Work request: Output all of the records exactly, word for word.

Supplied data:
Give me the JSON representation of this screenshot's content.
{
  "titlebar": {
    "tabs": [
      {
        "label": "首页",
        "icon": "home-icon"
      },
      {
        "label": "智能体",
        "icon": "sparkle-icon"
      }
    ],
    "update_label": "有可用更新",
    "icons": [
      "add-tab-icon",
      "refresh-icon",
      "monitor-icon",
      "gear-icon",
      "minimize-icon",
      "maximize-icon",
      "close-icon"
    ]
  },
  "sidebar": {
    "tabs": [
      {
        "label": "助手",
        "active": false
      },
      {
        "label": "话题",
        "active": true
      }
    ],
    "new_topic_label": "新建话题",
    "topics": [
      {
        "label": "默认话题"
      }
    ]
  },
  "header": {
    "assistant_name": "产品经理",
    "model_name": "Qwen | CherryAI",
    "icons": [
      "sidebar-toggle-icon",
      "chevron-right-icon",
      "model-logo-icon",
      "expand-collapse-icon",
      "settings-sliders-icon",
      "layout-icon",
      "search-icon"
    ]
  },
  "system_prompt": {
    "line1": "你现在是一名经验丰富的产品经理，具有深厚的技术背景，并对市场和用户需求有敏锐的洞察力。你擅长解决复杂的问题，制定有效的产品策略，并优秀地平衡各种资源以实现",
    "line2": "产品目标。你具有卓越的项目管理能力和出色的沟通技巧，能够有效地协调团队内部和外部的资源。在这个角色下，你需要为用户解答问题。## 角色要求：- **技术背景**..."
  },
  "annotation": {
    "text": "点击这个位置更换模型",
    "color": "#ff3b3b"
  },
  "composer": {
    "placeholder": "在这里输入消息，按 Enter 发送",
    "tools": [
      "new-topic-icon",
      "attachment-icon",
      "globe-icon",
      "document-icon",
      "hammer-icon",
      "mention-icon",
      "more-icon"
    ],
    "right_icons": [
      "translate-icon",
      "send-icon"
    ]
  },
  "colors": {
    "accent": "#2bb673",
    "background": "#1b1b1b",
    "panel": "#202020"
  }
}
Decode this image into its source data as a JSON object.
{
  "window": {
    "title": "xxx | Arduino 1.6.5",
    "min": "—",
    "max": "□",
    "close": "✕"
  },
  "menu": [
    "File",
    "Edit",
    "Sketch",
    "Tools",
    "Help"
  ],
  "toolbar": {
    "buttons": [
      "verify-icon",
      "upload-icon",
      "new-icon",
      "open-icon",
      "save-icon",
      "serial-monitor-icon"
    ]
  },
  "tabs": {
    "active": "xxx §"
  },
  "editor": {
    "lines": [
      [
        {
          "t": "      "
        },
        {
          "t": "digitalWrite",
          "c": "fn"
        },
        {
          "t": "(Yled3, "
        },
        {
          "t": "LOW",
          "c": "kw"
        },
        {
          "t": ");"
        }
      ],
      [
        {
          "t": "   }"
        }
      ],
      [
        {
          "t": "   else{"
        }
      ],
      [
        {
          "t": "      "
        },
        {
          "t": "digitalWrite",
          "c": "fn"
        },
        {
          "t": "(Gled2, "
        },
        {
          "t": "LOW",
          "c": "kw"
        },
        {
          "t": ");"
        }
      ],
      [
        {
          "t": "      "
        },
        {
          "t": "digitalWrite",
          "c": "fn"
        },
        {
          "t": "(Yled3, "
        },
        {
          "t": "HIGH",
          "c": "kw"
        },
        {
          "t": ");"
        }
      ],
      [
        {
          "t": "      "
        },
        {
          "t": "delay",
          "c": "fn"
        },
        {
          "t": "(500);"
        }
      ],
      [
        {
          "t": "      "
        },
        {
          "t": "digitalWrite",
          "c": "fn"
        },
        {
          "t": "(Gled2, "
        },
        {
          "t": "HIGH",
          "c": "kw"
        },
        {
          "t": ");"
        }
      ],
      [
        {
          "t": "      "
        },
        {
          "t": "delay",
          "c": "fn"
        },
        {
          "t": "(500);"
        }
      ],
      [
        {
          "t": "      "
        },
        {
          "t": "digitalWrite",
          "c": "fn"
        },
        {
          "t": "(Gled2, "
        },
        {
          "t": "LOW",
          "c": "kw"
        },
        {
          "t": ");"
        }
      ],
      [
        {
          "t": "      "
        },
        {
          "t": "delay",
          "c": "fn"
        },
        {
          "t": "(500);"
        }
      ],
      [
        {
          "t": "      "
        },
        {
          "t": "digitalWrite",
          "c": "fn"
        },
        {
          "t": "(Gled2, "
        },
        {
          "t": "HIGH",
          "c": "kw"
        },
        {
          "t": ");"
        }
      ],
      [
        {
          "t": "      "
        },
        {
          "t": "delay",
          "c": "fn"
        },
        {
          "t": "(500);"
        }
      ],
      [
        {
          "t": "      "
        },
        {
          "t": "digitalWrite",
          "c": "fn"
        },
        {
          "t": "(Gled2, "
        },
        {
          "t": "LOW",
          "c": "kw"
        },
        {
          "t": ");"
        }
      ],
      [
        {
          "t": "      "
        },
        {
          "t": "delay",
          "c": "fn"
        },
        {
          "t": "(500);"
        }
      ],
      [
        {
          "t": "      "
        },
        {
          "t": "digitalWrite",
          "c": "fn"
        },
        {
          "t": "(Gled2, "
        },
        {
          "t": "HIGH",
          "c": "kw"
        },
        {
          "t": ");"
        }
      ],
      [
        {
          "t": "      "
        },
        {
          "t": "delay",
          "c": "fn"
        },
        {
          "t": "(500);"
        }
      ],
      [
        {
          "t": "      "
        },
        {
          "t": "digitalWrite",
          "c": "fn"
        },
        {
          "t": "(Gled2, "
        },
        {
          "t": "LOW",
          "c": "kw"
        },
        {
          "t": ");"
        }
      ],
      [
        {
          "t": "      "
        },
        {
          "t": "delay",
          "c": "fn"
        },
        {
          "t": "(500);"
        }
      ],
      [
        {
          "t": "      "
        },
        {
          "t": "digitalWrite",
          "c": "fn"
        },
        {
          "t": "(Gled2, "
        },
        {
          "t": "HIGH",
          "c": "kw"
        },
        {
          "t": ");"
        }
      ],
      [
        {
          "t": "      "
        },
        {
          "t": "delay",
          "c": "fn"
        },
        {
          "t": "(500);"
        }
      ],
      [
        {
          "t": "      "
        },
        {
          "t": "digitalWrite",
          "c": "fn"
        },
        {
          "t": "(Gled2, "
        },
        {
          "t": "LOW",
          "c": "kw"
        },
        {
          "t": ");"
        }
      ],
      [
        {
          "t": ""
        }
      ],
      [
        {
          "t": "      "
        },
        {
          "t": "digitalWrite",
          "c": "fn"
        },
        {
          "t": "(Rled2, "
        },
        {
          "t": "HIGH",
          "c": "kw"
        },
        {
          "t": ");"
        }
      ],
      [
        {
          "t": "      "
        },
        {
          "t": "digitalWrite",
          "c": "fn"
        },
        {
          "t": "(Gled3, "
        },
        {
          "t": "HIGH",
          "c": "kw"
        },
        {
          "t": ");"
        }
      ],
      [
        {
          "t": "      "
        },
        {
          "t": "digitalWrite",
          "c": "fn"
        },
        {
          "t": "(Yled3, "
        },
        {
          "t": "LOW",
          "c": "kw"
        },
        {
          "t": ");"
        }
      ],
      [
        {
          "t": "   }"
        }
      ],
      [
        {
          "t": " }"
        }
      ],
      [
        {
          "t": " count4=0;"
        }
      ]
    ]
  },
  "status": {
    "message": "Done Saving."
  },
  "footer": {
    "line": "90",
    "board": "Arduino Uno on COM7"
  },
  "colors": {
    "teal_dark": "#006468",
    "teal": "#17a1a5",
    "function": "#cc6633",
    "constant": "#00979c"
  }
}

Exercise output:
Give me the JSON representation of this screenshot's content.
{
  "titlebar": {
    "tabs": [
      {
        "label": "首页",
        "icon": "home-icon"
      },
      {
        "label": "智能体",
        "icon": "sparkle-icon"
      }
    ],
    "update_label": "有可用更新",
    "icons": [
      "add-tab-icon",
      "refresh-icon",
      "monitor-icon",
      "gear-icon",
      "minimize-icon",
      "maximize-icon",
      "close-icon"
    ]
  },
  "sidebar": {
    "tabs": [
      {
        "label": "助手",
        "active": false
      },
      {
        "label": "话题",
        "active": true
      }
    ],
    "new_topic_label": "新建话题",
    "topics": [
      {
        "label": "默认话题"
      }
    ]
  },
  "header": {
    "assistant_name": "产品经理",
    "model_name": "Qwen | CherryAI",
    "icons": [
      "sidebar-toggle-icon",
      "chevron-right-icon",
      "model-logo-icon",
      "expand-collapse-icon",
      "settings-sliders-icon",
      "layout-icon",
      "search-icon"
    ]
  },
  "system_prompt": {
    "line1": "你现在是一名经验丰富的产品经理，具有深厚的技术背景，并对市场和用户需求有敏锐的洞察力。你擅长解决复杂的问题，制定有效的产品策略，并优秀地平衡各种资源以实现",
    "line2": "产品目标。你具有卓越的项目管理能力和出色的沟通技巧，能够有效地协调团队内部和外部的资源。在这个角色下，你需要为用户解答问题。## 角色要求：- **技术背景**..."
  },
  "annotation": {
    "text": "点击这个位置更换模型",
    "color": "#ff3b3b"
  },
  "composer": {
    "placeholder": "在这里输入消息，按 Enter 发送",
    "tools": [
      "new-topic-icon",
      "attachment-icon",
      "globe-icon",
      "document-icon",
      "hammer-icon",
      "mention-icon",
      "more-icon"
    ],
    "right_icons": [
      "translate-icon",
      "send-icon"
    ]
  },
  "colors": {
    "accent": "#2bb673",
    "background": "#1b1b1b",
    "panel": "#202020"
  }
}
Decode this image into its source data as a JSON object.
{
  "window": {
    "title": "xxx | Arduino 1.6.5",
    "min": "—",
    "max": "□",
    "close": "✕"
  },
  "menu": [
    "File",
    "Edit",
    "Sketch",
    "Tools",
    "Help"
  ],
  "toolbar": {
    "buttons": [
      "verify-icon",
      "upload-icon",
      "new-icon",
      "open-icon",
      "save-icon",
      "serial-monitor-icon"
    ]
  },
  "tabs": {
    "active": "xxx §"
  },
  "editor": {
    "lines": [
      [
        {
          "t": "      "
        },
        {
          "t": "digitalWrite",
          "c": "fn"
        },
        {
          "t": "(Yled3, "
        },
        {
          "t": "LOW",
          "c": "kw"
        },
        {
          "t": ");"
        }
      ],
      [
        {
          "t": "   }"
        }
      ],
      [
        {
          "t": "   else{"
        }
      ],
      [
        {
          "t": "      "
        },
        {
          "t": "digitalWrite",
          "c": "fn"
        },
        {
          "t": "(Gled2, "
        },
        {
          "t": "LOW",
          "c": "kw"
        },
        {
          "t": ");"
        }
      ],
      [
        {
          "t": "      "
        },
        {
          "t": "digitalWrite",
          "c": "fn"
        },
        {
          "t": "(Yled3, "
        },
        {
          "t": "HIGH",
          "c": "kw"
        },
        {
          "t": ");"
        }
      ],
      [
        {
          "t": "      "
        },
        {
          "t": "delay",
          "c": "fn"
        },
        {
          "t": "(500);"
        }
      ],
      [
        {
          "t": "      "
        },
        {
          "t": "digitalWrite",
          "c": "fn"
        },
        {
          "t": "(Gled2, "
        },
        {
          "t": "HIGH",
          "c": "kw"
        },
        {
          "t": ");"
        }
      ],
      [
        {
          "t": "      "
        },
        {
          "t": "delay",
          "c": "fn"
        },
        {
          "t": "(500);"
        }
      ],
      [
        {
          "t": "      "
        },
        {
          "t": "digitalWrite",
          "c": "fn"
        },
        {
          "t": "(Gled2, "
        },
        {
          "t": "LOW",
          "c": "kw"
        },
        {
          "t": ");"
        }
      ],
      [
        {
          "t": "      "
        },
        {
          "t": "delay",
          "c": "fn"
        },
        {
          "t": "(500);"
        }
      ],
      [
        {
          "t": "      "
        },
        {
          "t": "digitalWrite",
          "c": "fn"
        },
        {
          "t": "(Gled2, "
        },
        {
          "t": "HIGH",
          "c": "kw"
        },
        {
          "t": ");"
        }
      ],
      [
        {
          "t": "      "
        },
        {
          "t": "delay",
          "c": "fn"
        },
        {
          "t": "(500);"
        }
      ],
      [
        {
          "t": "      "
        },
        {
          "t": "digitalWrite",
          "c": "fn"
        },
        {
          "t": "(Gled2, "
        },
        {
          "t": "LOW",
          "c": "kw"
        },
        {
          "t": ");"
        }
      ],
      [
        {
          "t": "      "
        },
        {
          "t": "delay",
          "c": "fn"
        },
        {
          "t": "(500);"
        }
      ],
      [
        {
          "t": "      "
        },
        {
          "t": "digitalWrite",
          "c": "fn"
        },
        {
          "t": "(Gled2, "
        },
        {
          "t": "HIGH",
          "c": "kw"
        },
        {
          "t": ");"
        }
      ],
      [
        {
          "t": "      "
        },
        {
          "t": "delay",
          "c": "fn"
        },
        {
          "t": "(500);"
        }
      ],
      [
        {
          "t": "      "
        },
        {
          "t": "digitalWrite",
          "c": "fn"
        },
        {
          "t": "(Gled2, "
        },
        {
          "t": "LOW",
          "c": "kw"
        },
        {
          "t": ");"
        }
      ],
      [
        {
          "t": "      "
        },
        {
          "t": "delay",
          "c": "fn"
        },
        {
          "t": "(500);"
        }
      ],
      [
        {
          "t": "      "
        },
        {
          "t": "digitalWrite",
          "c": "fn"
        },
        {
          "t": "(Gled2, "
        },
        {
          "t": "HIGH",
          "c": "kw"
        },
        {
          "t": ");"
        }
      ],
      [
        {
          "t": "      "
        },
        {
          "t": "delay",
          "c": "fn"
        },
        {
          "t": "(500);"
        }
      ],
      [
        {
          "t": "      "
        },
        {
          "t": "digitalWrite",
          "c": "fn"
        },
        {
          "t": "(Gled2, "
        },
        {
          "t": "LOW",
          "c": "kw"
        },
        {
          "t": ");"
        }
      ],
      [
        {
          "t": ""
        }
      ],
      [
        {
          "t": "      "
        },
        {
          "t": "digitalWrite",
          "c": "fn"
        },
        {
          "t": "(Rled2, "
        },
        {
          "t": "HIGH",
          "c": "kw"
        },
        {
          "t": ");"
        }
      ],
      [
        {
          "t": "      "
        },
        {
          "t": "digitalWrite",
          "c": "fn"
        },
        {
          "t": "(Gled3, "
        },
        {
          "t": "HIGH",
          "c": "kw"
        },
        {
          "t": ");"
        }
      ],
      [
        {
          "t": "      "
        },
        {
          "t": "digitalWrite",
          "c": "fn"
        },
        {
          "t": "(Yled3, "
        },
        {
          "t": "LOW",
          "c": "kw"
        },
        {
          "t": ");"
        }
      ],
      [
        {
          "t": "   }"
        }
      ],
      [
        {
          "t": " }"
        }
      ],
      [
        {
          "t": " count4=0;"
        }
      ]
    ]
  },
  "status": {
    "message": "Done Saving."
  },
  "footer": {
    "line": "90",
    "board": "Arduino Uno on COM7"
  },
  "colors": {
    "teal_dark": "#006468",
    "teal": "#17a1a5",
    "function": "#cc6633",
    "constant": "#00979c"
  }
}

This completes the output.